Five months ago, Quad Sanders got what he thought was his break.
After years as a player, graduate assistant, and position coach with different college programs across the country, the defensive coordinator of the five-time 7A state champion Bryant Hornets had accepted his first head coaching job with the Jonesboro Golden Hurricane.
“At that time, there were only four head coaching jobs that really interested me, and Jonesboro was one of them,” he said. “It was an amazing opportunity and one I was so grateful to get.”
So, as is the case with coaches, especially early in their careers, Sanders relocated his family to Northeastern Arkansas, intent on bringing the same winning mindset that had helped make Bryant successful.
“My wife, Cedteria, opened me up to the idea of going to Jonesboro,” he said. “She was so supportive of the move, even though it meant we’d be even further from our family.
“Most people don’t really appreciate the sacrifices a coach’s family has to make in situations like these, so to know my wife had my back was special.”
Sanders, 36, accepted the Hurricane coaching job in mid-March and was laying the foundation for his program when, on May 30, news broke that Buck James was leaving the Bryant Hornets and accepting the job as head football coach for the Conway Wampus Cats. It was a decision that surprised almost everyone following Arkansas high school athletics.
“No one had any idea Coach James was on the verge of leaving Bryant,” Sanders said. “He and I talked all the time, and he gave me no indication that he was thinking about moving on.”
Reaction to James’ announcement among players, parents, and fans was immediate, but Bryant Superintendent Karen Walters and the Bryant School Board moved swiftly to find his successor. In a unanimous vote one day later, the school named James’ replacement and new head football coach: Quad Sanders.
“When Coach went to Conway and created the opening at Bryant, it was an entirely different situation,” he said. “I had just seen him, so to hear he was leaving was a huge shock for me.
“When I got the call about the Bryant job, it was a dream come true,” he continued. “We’d been there five years, and it was our home. We’d built a football program that had grown into something special. The chance to come back was perfect.”
Just six months removed from a 36-7 win over the Bentonville Tigers to lock down Bryant’s fifth consecutive 7A state championship while leading a defense that allowed only 11 points per game, Sanders now finds himself at the head of the table. But to hear him describe things, he’s not uncomfortable in the new role.
“What we built here was like a family, and this was coming home for me,” he said. “I have players on the team who will call me “Dad” or “Uncle.” That’s the atmosphere we’ve built with our players. Sure, our expectations are high, but these young men know we care about them.”
So, what part of the new job, if anything, feels different for Sanders?
“Right now, I feel as I did when I was a coordinator,” he said. “Coach James allowed us to coach our players without interfering or trying to micromanage our work.

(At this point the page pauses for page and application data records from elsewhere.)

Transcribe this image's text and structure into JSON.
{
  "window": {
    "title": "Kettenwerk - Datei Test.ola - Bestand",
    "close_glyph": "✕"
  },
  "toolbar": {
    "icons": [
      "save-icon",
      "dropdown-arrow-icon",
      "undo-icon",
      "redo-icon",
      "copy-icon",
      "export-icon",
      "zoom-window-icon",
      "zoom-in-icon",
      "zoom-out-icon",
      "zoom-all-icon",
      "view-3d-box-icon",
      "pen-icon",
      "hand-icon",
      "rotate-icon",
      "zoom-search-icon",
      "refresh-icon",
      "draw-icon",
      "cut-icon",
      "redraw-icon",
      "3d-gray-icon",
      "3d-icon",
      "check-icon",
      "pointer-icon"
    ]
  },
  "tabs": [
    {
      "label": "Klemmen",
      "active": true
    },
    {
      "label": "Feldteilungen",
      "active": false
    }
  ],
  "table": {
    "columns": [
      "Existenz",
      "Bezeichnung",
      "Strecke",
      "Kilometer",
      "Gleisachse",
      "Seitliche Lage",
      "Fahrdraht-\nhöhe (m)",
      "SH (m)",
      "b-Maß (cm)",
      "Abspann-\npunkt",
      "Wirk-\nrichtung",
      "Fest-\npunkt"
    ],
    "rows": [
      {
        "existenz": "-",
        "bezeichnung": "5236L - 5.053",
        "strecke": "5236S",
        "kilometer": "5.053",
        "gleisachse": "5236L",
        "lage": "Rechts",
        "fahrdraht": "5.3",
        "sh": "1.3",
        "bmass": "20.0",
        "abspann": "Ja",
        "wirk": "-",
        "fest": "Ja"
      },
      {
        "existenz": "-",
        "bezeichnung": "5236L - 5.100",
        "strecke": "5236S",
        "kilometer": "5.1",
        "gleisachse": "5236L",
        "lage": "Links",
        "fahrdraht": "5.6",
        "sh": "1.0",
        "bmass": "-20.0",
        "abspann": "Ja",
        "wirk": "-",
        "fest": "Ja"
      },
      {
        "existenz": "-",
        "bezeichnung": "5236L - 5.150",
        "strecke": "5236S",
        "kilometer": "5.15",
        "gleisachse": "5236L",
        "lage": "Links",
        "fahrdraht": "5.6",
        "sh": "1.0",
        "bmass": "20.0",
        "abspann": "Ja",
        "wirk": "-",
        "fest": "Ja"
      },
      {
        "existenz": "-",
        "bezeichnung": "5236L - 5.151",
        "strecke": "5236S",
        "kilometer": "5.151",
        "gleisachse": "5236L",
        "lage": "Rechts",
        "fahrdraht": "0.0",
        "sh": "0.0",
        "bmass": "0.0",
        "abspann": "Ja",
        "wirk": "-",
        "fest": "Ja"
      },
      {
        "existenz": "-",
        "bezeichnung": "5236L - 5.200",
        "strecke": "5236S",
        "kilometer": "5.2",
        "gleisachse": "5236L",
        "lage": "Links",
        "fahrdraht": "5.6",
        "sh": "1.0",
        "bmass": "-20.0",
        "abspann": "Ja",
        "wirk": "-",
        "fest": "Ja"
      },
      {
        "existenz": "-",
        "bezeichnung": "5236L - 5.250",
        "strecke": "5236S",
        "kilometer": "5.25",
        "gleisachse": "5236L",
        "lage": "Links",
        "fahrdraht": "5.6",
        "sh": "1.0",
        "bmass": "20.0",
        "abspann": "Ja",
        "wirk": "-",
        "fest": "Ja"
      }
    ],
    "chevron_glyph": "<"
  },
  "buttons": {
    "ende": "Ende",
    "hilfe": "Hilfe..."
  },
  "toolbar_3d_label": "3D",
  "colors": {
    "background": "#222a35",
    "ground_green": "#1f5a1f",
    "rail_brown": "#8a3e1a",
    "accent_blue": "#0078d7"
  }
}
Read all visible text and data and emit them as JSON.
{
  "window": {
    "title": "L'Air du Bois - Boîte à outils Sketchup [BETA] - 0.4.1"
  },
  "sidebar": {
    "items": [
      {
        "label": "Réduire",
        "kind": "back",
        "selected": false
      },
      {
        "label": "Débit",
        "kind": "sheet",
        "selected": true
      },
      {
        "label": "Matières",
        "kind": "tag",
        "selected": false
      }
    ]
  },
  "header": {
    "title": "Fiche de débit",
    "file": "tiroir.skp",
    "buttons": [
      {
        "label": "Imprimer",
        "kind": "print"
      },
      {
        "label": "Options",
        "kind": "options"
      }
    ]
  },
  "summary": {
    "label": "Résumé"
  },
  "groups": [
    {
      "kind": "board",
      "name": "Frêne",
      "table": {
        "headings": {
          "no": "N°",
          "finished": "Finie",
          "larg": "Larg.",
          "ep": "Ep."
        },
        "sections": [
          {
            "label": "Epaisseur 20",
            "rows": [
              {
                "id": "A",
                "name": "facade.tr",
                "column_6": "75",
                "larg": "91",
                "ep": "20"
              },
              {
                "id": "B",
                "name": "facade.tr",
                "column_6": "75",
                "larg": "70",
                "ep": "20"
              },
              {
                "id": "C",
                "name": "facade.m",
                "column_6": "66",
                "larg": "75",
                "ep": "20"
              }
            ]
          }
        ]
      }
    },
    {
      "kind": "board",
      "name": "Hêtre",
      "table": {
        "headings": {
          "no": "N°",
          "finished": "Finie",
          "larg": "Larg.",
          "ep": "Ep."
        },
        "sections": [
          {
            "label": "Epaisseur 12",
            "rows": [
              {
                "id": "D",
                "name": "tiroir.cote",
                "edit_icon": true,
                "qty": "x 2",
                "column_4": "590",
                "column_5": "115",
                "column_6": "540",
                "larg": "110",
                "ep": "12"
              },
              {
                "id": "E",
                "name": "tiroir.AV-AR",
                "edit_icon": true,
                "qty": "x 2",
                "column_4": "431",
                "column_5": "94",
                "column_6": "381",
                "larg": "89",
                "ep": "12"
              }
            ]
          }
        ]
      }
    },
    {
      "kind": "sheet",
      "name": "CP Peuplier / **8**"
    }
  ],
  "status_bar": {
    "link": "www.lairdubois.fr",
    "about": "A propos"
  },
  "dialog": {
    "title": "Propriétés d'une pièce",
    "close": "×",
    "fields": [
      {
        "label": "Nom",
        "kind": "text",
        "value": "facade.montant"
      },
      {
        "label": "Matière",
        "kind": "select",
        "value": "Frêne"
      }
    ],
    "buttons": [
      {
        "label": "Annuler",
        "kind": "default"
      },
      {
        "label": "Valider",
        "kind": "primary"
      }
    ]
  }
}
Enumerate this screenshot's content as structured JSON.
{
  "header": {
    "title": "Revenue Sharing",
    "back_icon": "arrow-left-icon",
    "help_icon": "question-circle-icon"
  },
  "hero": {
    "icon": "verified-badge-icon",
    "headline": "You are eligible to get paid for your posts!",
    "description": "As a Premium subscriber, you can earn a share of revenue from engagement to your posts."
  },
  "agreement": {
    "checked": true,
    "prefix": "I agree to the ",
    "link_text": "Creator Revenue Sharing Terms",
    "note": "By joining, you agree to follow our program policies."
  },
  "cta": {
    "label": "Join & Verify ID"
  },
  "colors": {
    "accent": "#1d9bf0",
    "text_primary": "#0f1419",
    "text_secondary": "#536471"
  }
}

In a lot of ways, he treated us like we were already head coaches for our parts of the team and let us do what we were good at the best way we knew how.”
However, Sanders admits the advantage of youth is something he’s incredibly excited to take advantage of.
“What’s fun is that I’m still young and can go out there and get involved in different parts of our process,” he said. “If position groups want to split and work, I can take a side and help coach. Obviously, I’m going to be more in tune with our defense but getting in there with my offensive coaches is going to give me a chance to understand what works best with them.”
Sanders also has the advantage of familiar faces on the coaching staff that include offensive coordinator Julian Jones, defensive coordinator Travis Queck, and former coordinator, Kirk Bock, now Bryant’s athletics director.
“We already know how well our staff works together,” Sanders said. “It’s like a big brother/little brother relationship. We give each other a hard time, but it’s just part of the camaraderie we share.”
It’s a Hornet formula that clearly has a successful track record backing it up. And even with the coaching changes, Sanders maintains that on-the-field success is secondary to his and his coaches’ responsibilities of being role models to their young men.
“That’s the only reason any of us are doing this,” he said. “Obviously, you want to win and develop a successful program. But at the end of the day, our jobs are about developing these young men and giving them opportunities they might not otherwise have. The football is important, but it’s not more important than that.”
Bryant opens its season against the Benton Panthers at the Salt Bowl, August 26th at 7 p.m. in War Memorial Stadium.